A stock character is a character, which is a character quickly, recognised and accepted by the reader or viewer and requiring no development by the writer. Also a caricature is a person in which certain striking characteristics are exaggerated in order to create a comic effect. These two words fit Beverly quite well; she is the main character of this play so she is used as a catalyst for situations which, at times, cause quite dramatic events. Beverly’s contribution to the dramatic function and her role within comedy is debatable, what role does she have in this play?
The structure of the play is based around Beverly. No matter where you are in the play, Beverly is always present.

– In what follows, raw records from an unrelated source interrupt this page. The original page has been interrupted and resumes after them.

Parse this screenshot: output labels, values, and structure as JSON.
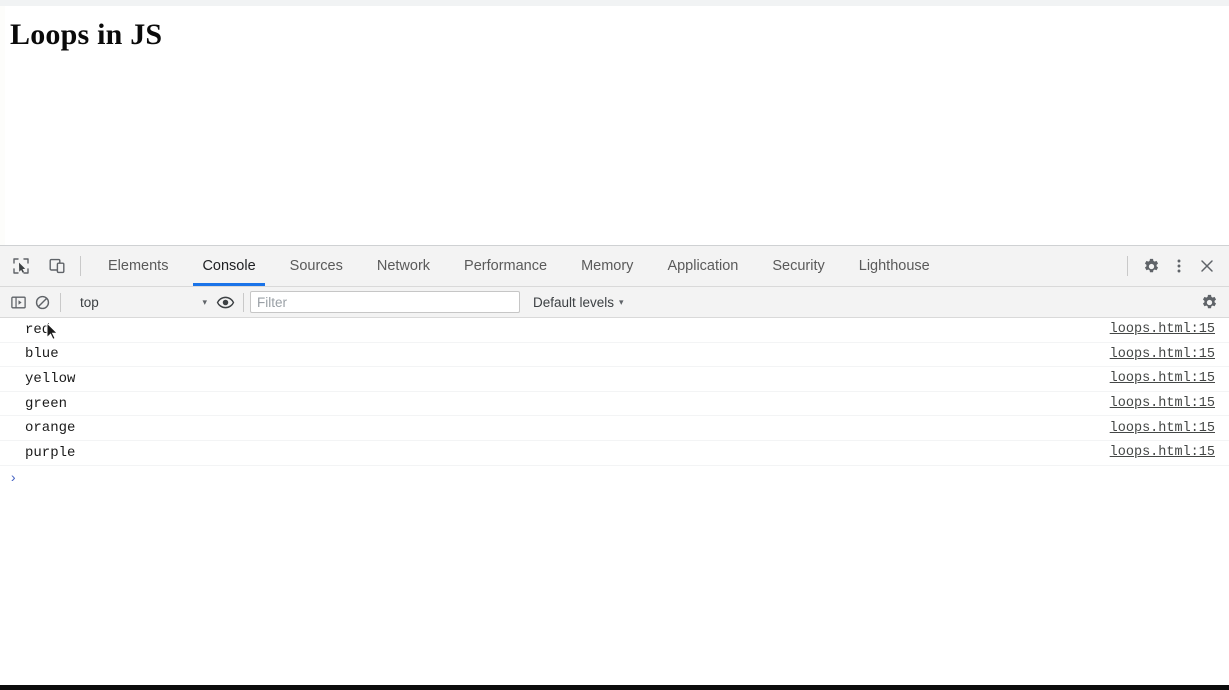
{
  "page": {
    "title": "Loops in JS"
  },
  "devtools": {
    "toolbar_icons": {
      "inspect": "inspect-element-icon",
      "device": "device-toolbar-icon"
    },
    "tabs": [
      {
        "label": "Elements",
        "active": false
      },
      {
        "label": "Console",
        "active": true
      },
      {
        "label": "Sources",
        "active": false
      },
      {
        "label": "Network",
        "active": false
      },
      {
        "label": "Performance",
        "active": false
      },
      {
        "label": "Memory",
        "active": false
      },
      {
        "label": "Application",
        "active": false
      },
      {
        "label": "Security",
        "active": false
      },
      {
        "label": "Lighthouse",
        "active": false
      }
    ],
    "tab_actions": {
      "settings": "settings-gear-icon",
      "more": "more-options-icon",
      "close": "close-icon"
    },
    "console_toolbar": {
      "sidebar_toggle": "console-sidebar-icon",
      "clear": "clear-console-icon",
      "context": "top",
      "context_caret": "▾",
      "live_expression": "eye-icon",
      "filter_placeholder": "Filter",
      "filter_value": "",
      "levels": "Default levels",
      "levels_caret": "▾",
      "settings": "console-settings-gear-icon"
    },
    "console_messages": [
      {
        "text": "red",
        "source": "loops.html:15"
      },
      {
        "text": "blue",
        "source": "loops.html:15"
      },
      {
        "text": "yellow",
        "source": "loops.html:15"
      },
      {
        "text": "green",
        "source": "loops.html:15"
      },
      {
        "text": "orange",
        "source": "loops.html:15"
      },
      {
        "text": "purple",
        "source": "loops.html:15"
      }
    ],
    "prompt": {
      "chevron": "›",
      "value": ""
    }
  },
  "colors": {
    "accent": "#1a73e8",
    "prompt": "#4a66c4",
    "toolbar_bg": "#f3f3f3",
    "text": "#202124"
  }
}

Beverly sets the scene at the start of the play through her getting the house ready for the 'party' portraying that she is the host and the figure of this event. Not only that but is also shows the audience flashes of her being a social climber through her choice of music. The play starts off playing a song called ‘Love to Love You’ by Donna Summer which was a popular disco, funk song in 1975. This song was not typically played but the middle classes but instead by the working classes. The only moment she is not present is when Lawrence has his heart attack suggesting her constant need for attention and could possibly show her fear that other will steal the limelight if she is not there. Her constant involvement leaves the reader constantly reminded that the play runs through her and all the drama is sourced from her. Leigh’s use of Beverly in this way could be trying to show how women are in need of attention more than men know. In 1977, many opinions from women were ignored by their husbands and they were sometimes subjected to neglect. Leigh may also be suggesting that there is comedy in this and that women do not need all of this attention and it is funny that they make such an attempt and it all goes disastrously wrong making it disastrous and climactic. The purpose of making Beverly present in most aspects of the play may be to accurately and effective satirise a social climber throughout the play making it clear what he is trying to portray to the reader.
Beverly is seen as 'a social climber in a comedy of manners'. She is a working class woman pretending to be or acting like a middle class woman so that people perceive her in a certain way, everything she does tells the reader this. Beverly is quite condescending towards Angela when speaking to her at times. She is gives her advice by saying 'you've just sat down and put on your lipstick' identifying that there is something wrong with the way she presents herself. She then goes on to say 'Next time, will you try this for me? Just sit down, relax, and say to yourself "I have very beautiful lips" and I tell you, Ange, you're gonna see the difference!' Beverly seems to be talking down to Angela like she is a child that does not know how to do something. This not only makes it dramatic because it gives the reader a negative view of her, but it also makes it comedic as she thinks she knows fashion however her idea is seen as ridiculous. Leigh caricaturizes a social climber to make fun of the attempt people make trying to be middle class when they cannot accurately replicate them and instead they just look foolish. Leigh portrays this but in an exaggerated way to make it evident to the reader that this is his point and invokes a realization that this happens all of the time in everyday life. This part of the play gives the reader the idea that she is a comedic, exaggerated character that contributes to both drama and comedy.
'Abigail's Party' is a 'comedy of manners' which, described by J.A. Cuddon, "tends to be preoccupied with the codes of the middle and upper classes and is often marked by elegance, wit and sophistication" Abigail's…